* Problem details: Write the data out again exactly, with every picture removed.

* Data section:
[Start of section]

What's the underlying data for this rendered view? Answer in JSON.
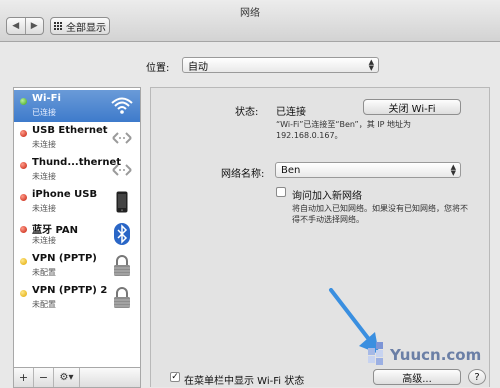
{
  "window": {
    "title": "网络",
    "nav_back": "◀",
    "nav_forward": "▶",
    "show_all": "全部显示"
  },
  "location": {
    "label": "位置:",
    "value": "自动"
  },
  "services": [
    {
      "name": "Wi-Fi",
      "status": "已连接",
      "dot": "green",
      "icon": "wifi-icon",
      "selected": true
    },
    {
      "name": "USB Ethernet",
      "status": "未连接",
      "dot": "red",
      "icon": "ethernet-arrows-icon"
    },
    {
      "name": "Thund...thernet",
      "status": "未连接",
      "dot": "red",
      "icon": "ethernet-arrows-icon"
    },
    {
      "name": "iPhone USB",
      "status": "未连接",
      "dot": "red",
      "icon": "iphone-icon"
    },
    {
      "name": "蓝牙 PAN",
      "status": "未连接",
      "dot": "red",
      "icon": "bluetooth-icon"
    },
    {
      "name": "VPN (PPTP)",
      "status": "未配置",
      "dot": "yellow",
      "icon": "lock-icon"
    },
    {
      "name": "VPN (PPTP) 2",
      "status": "未配置",
      "dot": "yellow",
      "icon": "lock-icon"
    }
  ],
  "sidebar_tools": {
    "add": "+",
    "remove": "−",
    "action": "⚙▾"
  },
  "detail": {
    "status_label": "状态:",
    "status_value": "已连接",
    "toggle_wifi": "关闭 Wi-Fi",
    "status_desc_line1": "“Wi-Fi”已连接至“Ben”，其 IP 地址为",
    "status_desc_line2": "192.168.0.167。",
    "network_name_label": "网络名称:",
    "network_name_value": "Ben",
    "ask_join_label": "询问加入新网络",
    "ask_join_desc_line1": "将自动加入已知网络。如果没有已知网络，您将不",
    "ask_join_desc_line2": "得不手动选择网络。",
    "show_in_menubar_label": "在菜单栏中显示 Wi-Fi 状态",
    "show_in_menubar_checked": true,
    "advanced": "高级...",
    "help": "?"
  },
  "watermark": {
    "text": "Yuucn.com"
  },
  "colors": {
    "selection": "#3e7bcb",
    "accent_arrow": "#3a8fe0"
  }
}
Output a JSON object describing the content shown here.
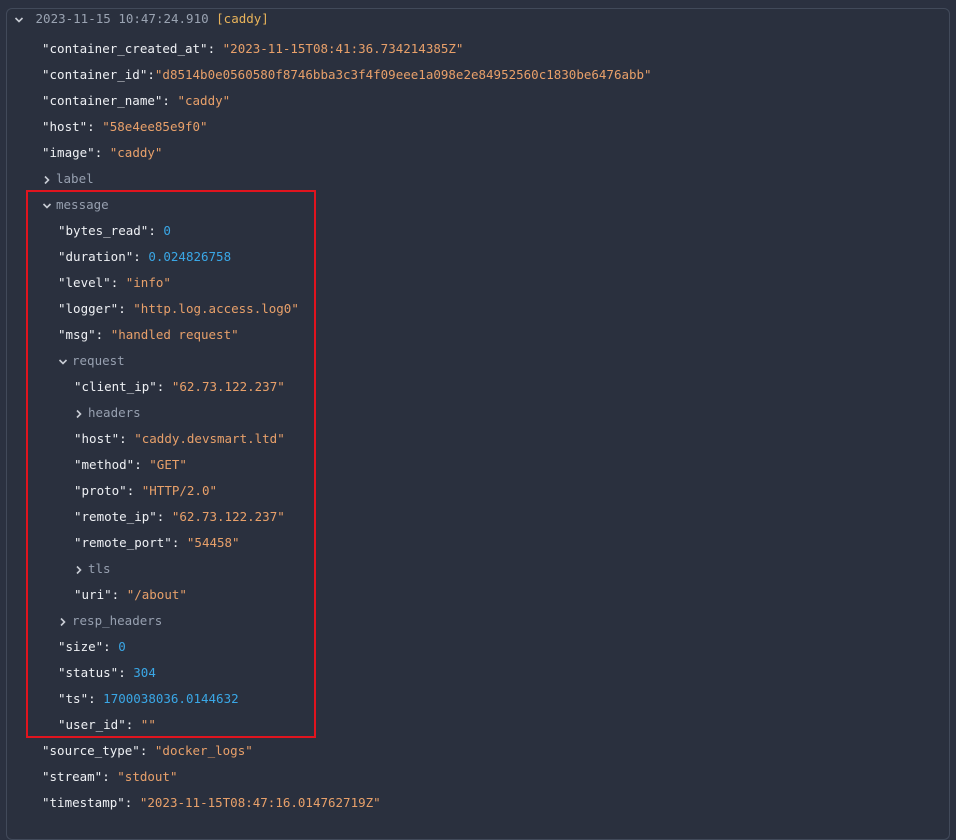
{
  "header": {
    "timestamp": "2023-11-15 10:47:24.910",
    "tag": "[caddy]"
  },
  "entries_top": [
    {
      "key": "\"container_created_at\"",
      "value": "\"2023-11-15T08:41:36.734214385Z\""
    },
    {
      "key": "\"container_id\"",
      "value": "\"d8514b0e0560580f8746bba3c3f4f09eee1a098e2e84952560c1830be6476abb\""
    },
    {
      "key": "\"container_name\"",
      "value": "\"caddy\""
    },
    {
      "key": "\"host\"",
      "value": "\"58e4ee85e9f0\""
    },
    {
      "key": "\"image\"",
      "value": "\"caddy\""
    }
  ],
  "groups": {
    "label": "label",
    "message": "message",
    "request": "request",
    "headers": "headers",
    "tls": "tls",
    "resp_headers": "resp_headers"
  },
  "message": {
    "bytes_read": {
      "key": "\"bytes_read\"",
      "value": "0"
    },
    "duration": {
      "key": "\"duration\"",
      "value": "0.024826758"
    },
    "level": {
      "key": "\"level\"",
      "value": "\"info\""
    },
    "logger": {
      "key": "\"logger\"",
      "value": "\"http.log.access.log0\""
    },
    "msg": {
      "key": "\"msg\"",
      "value": "\"handled request\""
    },
    "size": {
      "key": "\"size\"",
      "value": "0"
    },
    "status": {
      "key": "\"status\"",
      "value": "304"
    },
    "ts": {
      "key": "\"ts\"",
      "value": "1700038036.0144632"
    },
    "user_id": {
      "key": "\"user_id\"",
      "value": "\"\""
    }
  },
  "request": {
    "client_ip": {
      "key": "\"client_ip\"",
      "value": "\"62.73.122.237\""
    },
    "host": {
      "key": "\"host\"",
      "value": "\"caddy.devsmart.ltd\""
    },
    "method": {
      "key": "\"method\"",
      "value": "\"GET\""
    },
    "proto": {
      "key": "\"proto\"",
      "value": "\"HTTP/2.0\""
    },
    "remote_ip": {
      "key": "\"remote_ip\"",
      "value": "\"62.73.122.237\""
    },
    "remote_port": {
      "key": "\"remote_port\"",
      "value": "\"54458\""
    },
    "uri": {
      "key": "\"uri\"",
      "value": "\"/about\""
    }
  },
  "entries_bottom": [
    {
      "key": "\"source_type\"",
      "value": "\"docker_logs\""
    },
    {
      "key": "\"stream\"",
      "value": "\"stdout\""
    },
    {
      "key": "\"timestamp\"",
      "value": "\"2023-11-15T08:47:16.014762719Z\""
    }
  ],
  "colors": {
    "background": "#2b3140",
    "string": "#e8a06a",
    "number": "#3aa7e6",
    "tag": "#e8b35a",
    "highlight_border": "#e0141e"
  }
}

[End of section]

* Expected answer:
What's the underlying data for this rendered view? Answer in JSON.
{
  "window": {
    "title": "网络",
    "nav_back": "◀",
    "nav_forward": "▶",
    "show_all": "全部显示"
  },
  "location": {
    "label": "位置:",
    "value": "自动"
  },
  "services": [
    {
      "name": "Wi-Fi",
      "status": "已连接",
      "dot": "green",
      "icon": "wifi-icon",
      "selected": true
    },
    {
      "name": "USB Ethernet",
      "status": "未连接",
      "dot": "red",
      "icon": "ethernet-arrows-icon"
    },
    {
      "name": "Thund...thernet",
      "status": "未连接",
      "dot": "red",
      "icon": "ethernet-arrows-icon"
    },
    {
      "name": "iPhone USB",
      "status": "未连接",
      "dot": "red",
      "icon": "iphone-icon"
    },
    {
      "name": "蓝牙 PAN",
      "status": "未连接",
      "dot": "red",
      "icon": "bluetooth-icon"
    },
    {
      "name": "VPN (PPTP)",
      "status": "未配置",
      "dot": "yellow",
      "icon": "lock-icon"
    },
    {
      "name": "VPN (PPTP) 2",
      "status": "未配置",
      "dot": "yellow",
      "icon": "lock-icon"
    }
  ],
  "sidebar_tools": {
    "add": "+",
    "remove": "−",
    "action": "⚙▾"
  },
  "detail": {
    "status_label": "状态:",
    "status_value": "已连接",
    "toggle_wifi": "关闭 Wi-Fi",
    "status_desc_line1": "“Wi-Fi”已连接至“Ben”，其 IP 地址为",
    "status_desc_line2": "192.168.0.167。",
    "network_name_label": "网络名称:",
    "network_name_value": "Ben",
    "ask_join_label": "询问加入新网络",
    "ask_join_desc_line1": "将自动加入已知网络。如果没有已知网络，您将不",
    "ask_join_desc_line2": "得不手动选择网络。",
    "show_in_menubar_label": "在菜单栏中显示 Wi-Fi 状态",
    "show_in_menubar_checked": true,
    "advanced": "高级...",
    "help": "?"
  },
  "watermark": {
    "text": "Yuucn.com"
  },
  "colors": {
    "selection": "#3e7bcb",
    "accent_arrow": "#3a8fe0"
  }
}
Output a JSON object describing the content shown here.
{
  "header": {
    "timestamp": "2023-11-15 10:47:24.910",
    "tag": "[caddy]"
  },
  "entries_top": [
    {
      "key": "\"container_created_at\"",
      "value": "\"2023-11-15T08:41:36.734214385Z\""
    },
    {
      "key": "\"container_id\"",
      "value": "\"d8514b0e0560580f8746bba3c3f4f09eee1a098e2e84952560c1830be6476abb\""
    },
    {
      "key": "\"container_name\"",
      "value": "\"caddy\""
    },
    {
      "key": "\"host\"",
      "value": "\"58e4ee85e9f0\""
    },
    {
      "key": "\"image\"",
      "value": "\"caddy\""
    }
  ],
  "groups": {
    "label": "label",
    "message": "message",
    "request": "request",
    "headers": "headers",
    "tls": "tls",
    "resp_headers": "resp_headers"
  },
  "message": {
    "bytes_read": {
      "key": "\"bytes_read\"",
      "value": "0"
    },
    "duration": {
      "key": "\"duration\"",
      "value": "0.024826758"
    },
    "level": {
      "key": "\"level\"",
      "value": "\"info\""
    },
    "logger": {
      "key": "\"logger\"",
      "value": "\"http.log.access.log0\""
    },
    "msg": {
      "key": "\"msg\"",
      "value": "\"handled request\""
    },
    "size": {
      "key": "\"size\"",
      "value": "0"
    },
    "status": {
      "key": "\"status\"",
      "value": "304"
    },
    "ts": {
      "key": "\"ts\"",
      "value": "1700038036.0144632"
    },
    "user_id": {
      "key": "\"user_id\"",
      "value": "\"\""
    }
  },
  "request": {
    "client_ip": {
      "key": "\"client_ip\"",
      "value": "\"62.73.122.237\""
    },
    "host": {
      "key": "\"host\"",
      "value": "\"caddy.devsmart.ltd\""
    },
    "method": {
      "key": "\"method\"",
      "value": "\"GET\""
    },
    "proto": {
      "key": "\"proto\"",
      "value": "\"HTTP/2.0\""
    },
    "remote_ip": {
      "key": "\"remote_ip\"",
      "value": "\"62.73.122.237\""
    },
    "remote_port": {
      "key": "\"remote_port\"",
      "value": "\"54458\""
    },
    "uri": {
      "key": "\"uri\"",
      "value": "\"/about\""
    }
  },
  "entries_bottom": [
    {
      "key": "\"source_type\"",
      "value": "\"docker_logs\""
    },
    {
      "key": "\"stream\"",
      "value": "\"stdout\""
    },
    {
      "key": "\"timestamp\"",
      "value": "\"2023-11-15T08:47:16.014762719Z\""
    }
  ],
  "colors": {
    "background": "#2b3140",
    "string": "#e8a06a",
    "number": "#3aa7e6",
    "tag": "#e8b35a",
    "highlight_border": "#e0141e"
  }
}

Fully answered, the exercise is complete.